| Task prompt |
Output the entries below exactly as written, omitting pictures.

□ □ □ □ □ □ □

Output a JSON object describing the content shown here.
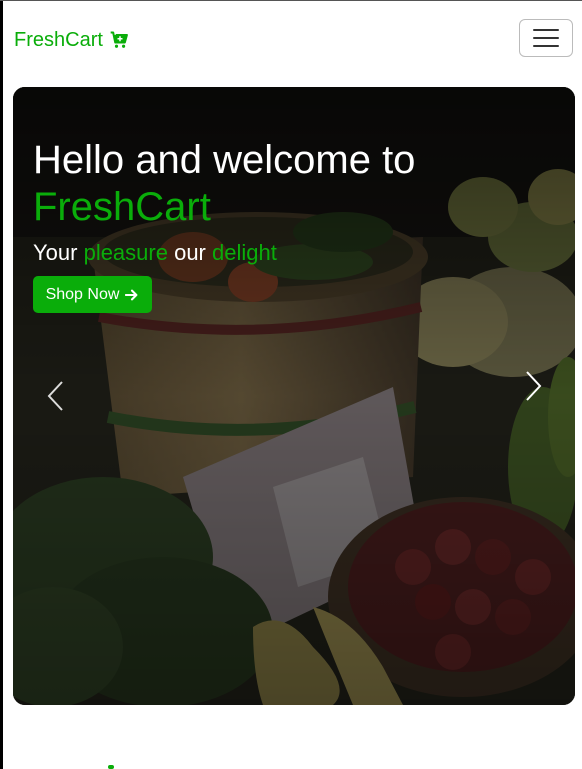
{
  "navbar": {
    "brand_name": "FreshCart",
    "brand_icon": "cart-plus-icon",
    "toggler_icon": "hamburger-menu-icon"
  },
  "hero": {
    "title_prefix": "Hello and welcome to ",
    "title_highlight": "FreshCart",
    "subtitle_part1": "Your ",
    "subtitle_part2": "pleasure",
    "subtitle_part3": " our ",
    "subtitle_part4": "delight",
    "button_label": "Shop Now",
    "button_icon": "arrow-right-icon",
    "prev_icon": "chevron-left-icon",
    "next_icon": "chevron-right-icon"
  },
  "colors": {
    "accent": "#0aad0a",
    "text_light": "#ffffff"
  }
}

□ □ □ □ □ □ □

| Exercise output |
Output a JSON object describing the content shown here.
{
  "navbar": {
    "brand_name": "FreshCart",
    "brand_icon": "cart-plus-icon",
    "toggler_icon": "hamburger-menu-icon"
  },
  "hero": {
    "title_prefix": "Hello and welcome to ",
    "title_highlight": "FreshCart",
    "subtitle_part1": "Your ",
    "subtitle_part2": "pleasure",
    "subtitle_part3": " our ",
    "subtitle_part4": "delight",
    "button_label": "Shop Now",
    "button_icon": "arrow-right-icon",
    "prev_icon": "chevron-left-icon",
    "next_icon": "chevron-right-icon"
  },
  "colors": {
    "accent": "#0aad0a",
    "text_light": "#ffffff"
  }
}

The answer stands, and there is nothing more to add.